┌──

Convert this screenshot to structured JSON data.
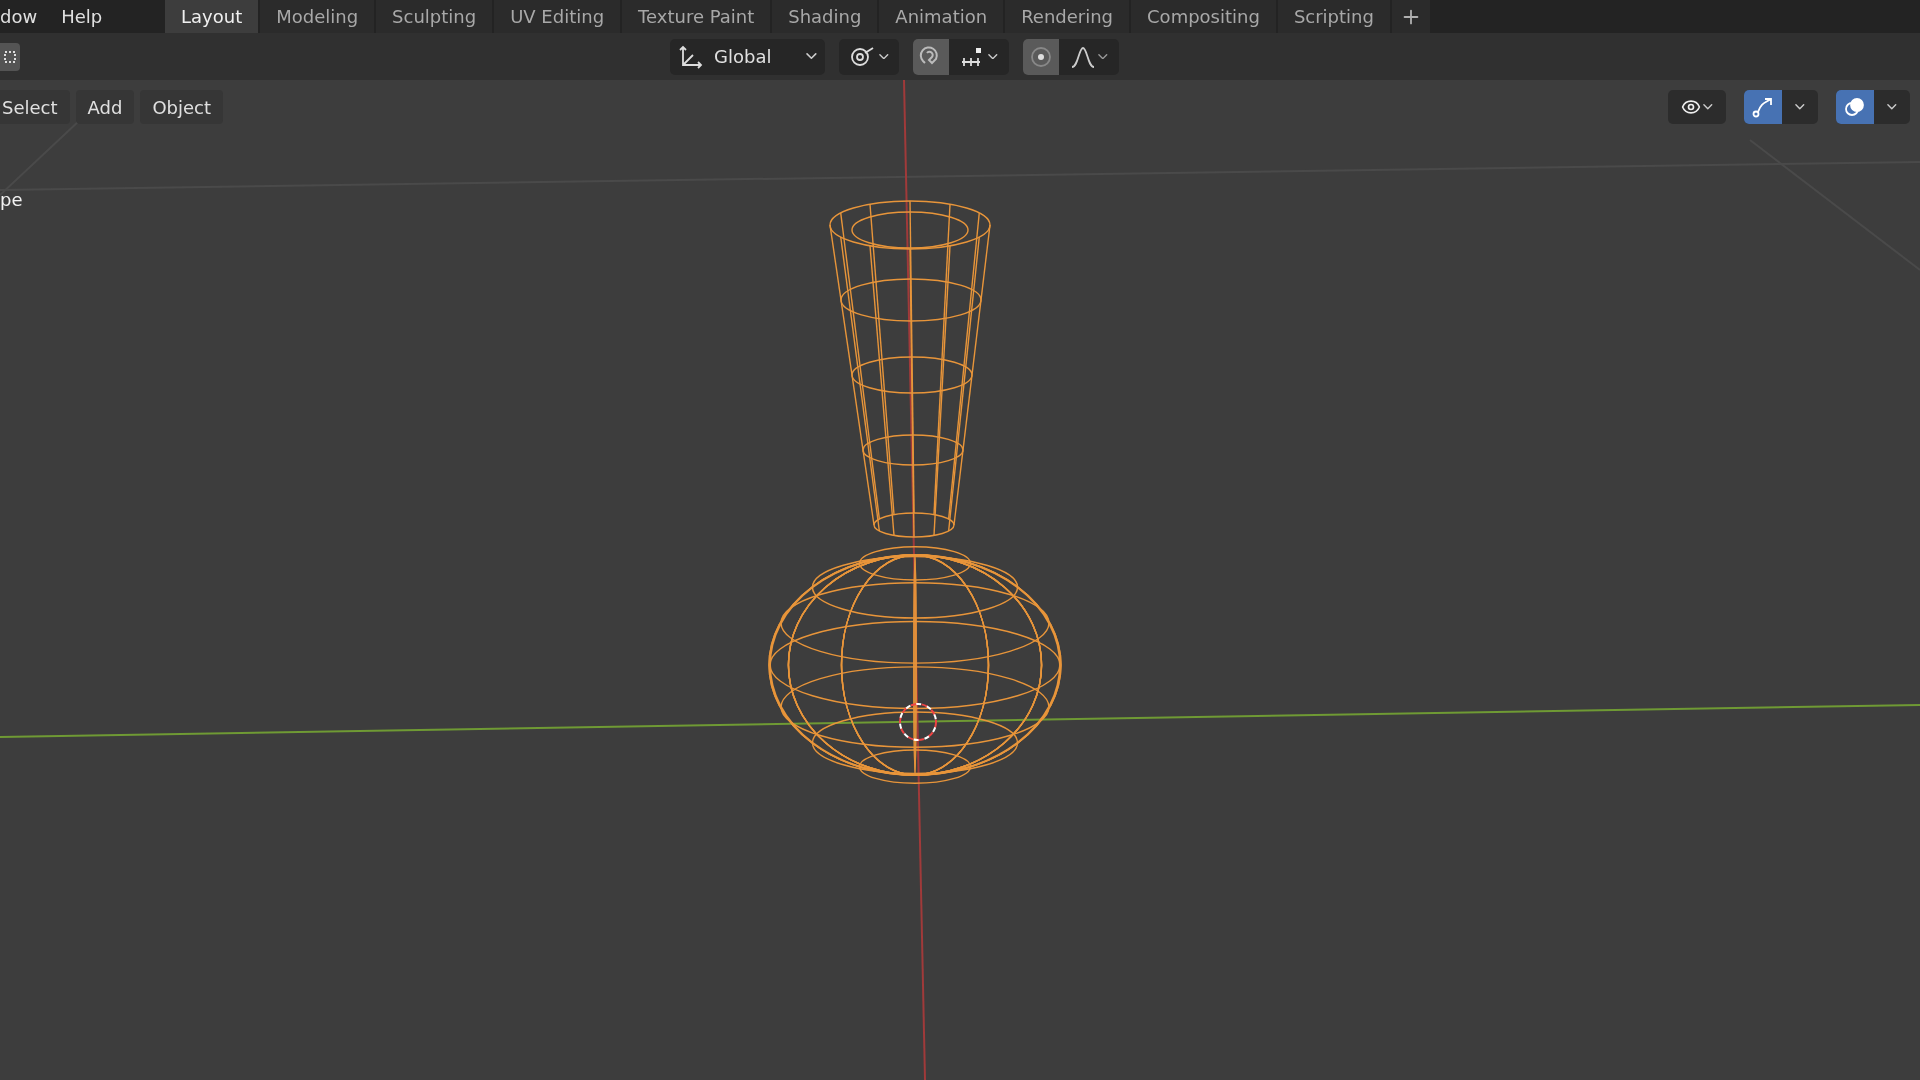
{
  "menu": [
    {
      "label": "dow"
    },
    {
      "label": "Help"
    }
  ],
  "workspace_tabs": [
    {
      "label": "Layout",
      "selected": true
    },
    {
      "label": "Modeling",
      "selected": false
    },
    {
      "label": "Sculpting",
      "selected": false
    },
    {
      "label": "UV Editing",
      "selected": false
    },
    {
      "label": "Texture Paint",
      "selected": false
    },
    {
      "label": "Shading",
      "selected": false
    },
    {
      "label": "Animation",
      "selected": false
    },
    {
      "label": "Rendering",
      "selected": false
    },
    {
      "label": "Compositing",
      "selected": false
    },
    {
      "label": "Scripting",
      "selected": false
    }
  ],
  "header": {
    "orientation": "Global",
    "snap": {
      "on": true
    },
    "proportional_editing": {
      "on": true
    }
  },
  "viewport": {
    "menus": [
      "Select",
      "Add",
      "Object"
    ],
    "object_label": "pe",
    "gizmos": {
      "on": true
    },
    "overlays": {
      "on": true
    }
  }
}
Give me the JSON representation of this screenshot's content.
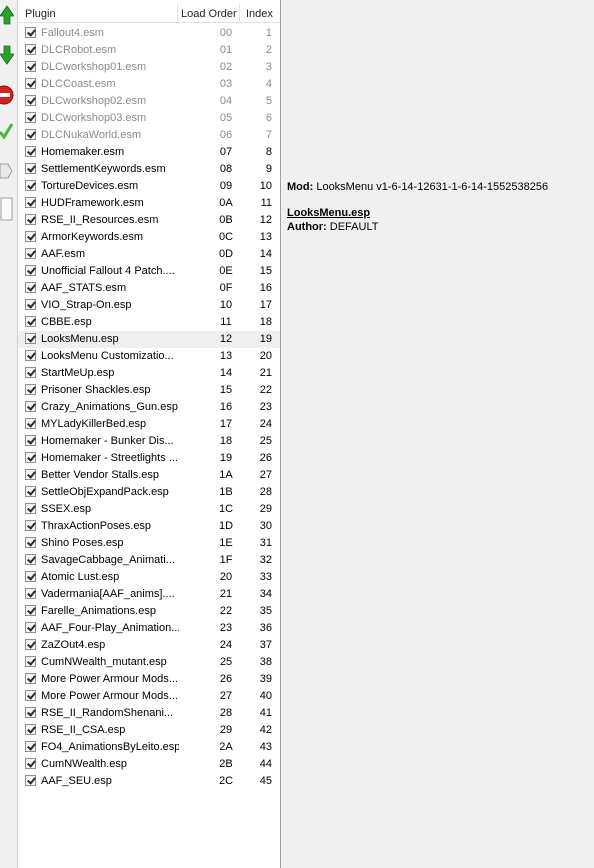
{
  "columns": {
    "plugin": "Plugin",
    "load_order": "Load Order",
    "index": "Index"
  },
  "toolbar": {
    "icons": [
      "arrow-up-icon",
      "arrow-down-icon",
      "forbidden-icon",
      "checkmark-icon",
      "tag-icon",
      "page-icon"
    ]
  },
  "plugins": [
    {
      "name": "Fallout4.esm",
      "order": "00",
      "index": "1",
      "master": true
    },
    {
      "name": "DLCRobot.esm",
      "order": "01",
      "index": "2",
      "master": true
    },
    {
      "name": "DLCworkshop01.esm",
      "order": "02",
      "index": "3",
      "master": true
    },
    {
      "name": "DLCCoast.esm",
      "order": "03",
      "index": "4",
      "master": true
    },
    {
      "name": "DLCworkshop02.esm",
      "order": "04",
      "index": "5",
      "master": true
    },
    {
      "name": "DLCworkshop03.esm",
      "order": "05",
      "index": "6",
      "master": true
    },
    {
      "name": "DLCNukaWorld.esm",
      "order": "06",
      "index": "7",
      "master": true
    },
    {
      "name": "Homemaker.esm",
      "order": "07",
      "index": "8"
    },
    {
      "name": "SettlementKeywords.esm",
      "order": "08",
      "index": "9"
    },
    {
      "name": "TortureDevices.esm",
      "order": "09",
      "index": "10"
    },
    {
      "name": "HUDFramework.esm",
      "order": "0A",
      "index": "11"
    },
    {
      "name": "RSE_II_Resources.esm",
      "order": "0B",
      "index": "12"
    },
    {
      "name": "ArmorKeywords.esm",
      "order": "0C",
      "index": "13"
    },
    {
      "name": "AAF.esm",
      "order": "0D",
      "index": "14"
    },
    {
      "name": "Unofficial Fallout 4 Patch....",
      "order": "0E",
      "index": "15"
    },
    {
      "name": "AAF_STATS.esm",
      "order": "0F",
      "index": "16"
    },
    {
      "name": "VIO_Strap-On.esp",
      "order": "10",
      "index": "17"
    },
    {
      "name": "CBBE.esp",
      "order": "11",
      "index": "18"
    },
    {
      "name": "LooksMenu.esp",
      "order": "12",
      "index": "19",
      "selected": true
    },
    {
      "name": "LooksMenu Customizatio...",
      "order": "13",
      "index": "20"
    },
    {
      "name": "StartMeUp.esp",
      "order": "14",
      "index": "21"
    },
    {
      "name": "Prisoner Shackles.esp",
      "order": "15",
      "index": "22"
    },
    {
      "name": "Crazy_Animations_Gun.esp",
      "order": "16",
      "index": "23"
    },
    {
      "name": "MYLadyKillerBed.esp",
      "order": "17",
      "index": "24"
    },
    {
      "name": "Homemaker - Bunker Dis...",
      "order": "18",
      "index": "25"
    },
    {
      "name": "Homemaker - Streetlights ...",
      "order": "19",
      "index": "26"
    },
    {
      "name": "Better Vendor Stalls.esp",
      "order": "1A",
      "index": "27"
    },
    {
      "name": "SettleObjExpandPack.esp",
      "order": "1B",
      "index": "28"
    },
    {
      "name": "SSEX.esp",
      "order": "1C",
      "index": "29"
    },
    {
      "name": "ThraxActionPoses.esp",
      "order": "1D",
      "index": "30"
    },
    {
      "name": "Shino Poses.esp",
      "order": "1E",
      "index": "31"
    },
    {
      "name": "SavageCabbage_Animati...",
      "order": "1F",
      "index": "32"
    },
    {
      "name": "Atomic Lust.esp",
      "order": "20",
      "index": "33"
    },
    {
      "name": "Vadermania[AAF_anims]....",
      "order": "21",
      "index": "34"
    },
    {
      "name": "Farelle_Animations.esp",
      "order": "22",
      "index": "35"
    },
    {
      "name": "AAF_Four-Play_Animation...",
      "order": "23",
      "index": "36"
    },
    {
      "name": "ZaZOut4.esp",
      "order": "24",
      "index": "37"
    },
    {
      "name": "CumNWealth_mutant.esp",
      "order": "25",
      "index": "38"
    },
    {
      "name": "More Power Armour Mods...",
      "order": "26",
      "index": "39"
    },
    {
      "name": "More Power Armour Mods...",
      "order": "27",
      "index": "40"
    },
    {
      "name": "RSE_II_RandomShenani...",
      "order": "28",
      "index": "41"
    },
    {
      "name": "RSE_II_CSA.esp",
      "order": "29",
      "index": "42"
    },
    {
      "name": "FO4_AnimationsByLeito.esp",
      "order": "2A",
      "index": "43"
    },
    {
      "name": "CumNWealth.esp",
      "order": "2B",
      "index": "44"
    },
    {
      "name": "AAF_SEU.esp",
      "order": "2C",
      "index": "45"
    }
  ],
  "info": {
    "mod_label": "Mod:",
    "mod_value": "LooksMenu v1-6-14-12631-1-6-14-1552538256",
    "file": "LooksMenu.esp",
    "author_label": "Author:",
    "author_value": "DEFAULT"
  },
  "colors": {
    "master_text": "#8a8a8a",
    "selected_row": "#efefef"
  }
}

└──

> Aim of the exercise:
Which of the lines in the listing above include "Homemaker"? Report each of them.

> Result below:
      "name": "Homemaker.esm",
      "name": "Homemaker - Bunker Dis...",
      "name": "Homemaker - Streetlights ...",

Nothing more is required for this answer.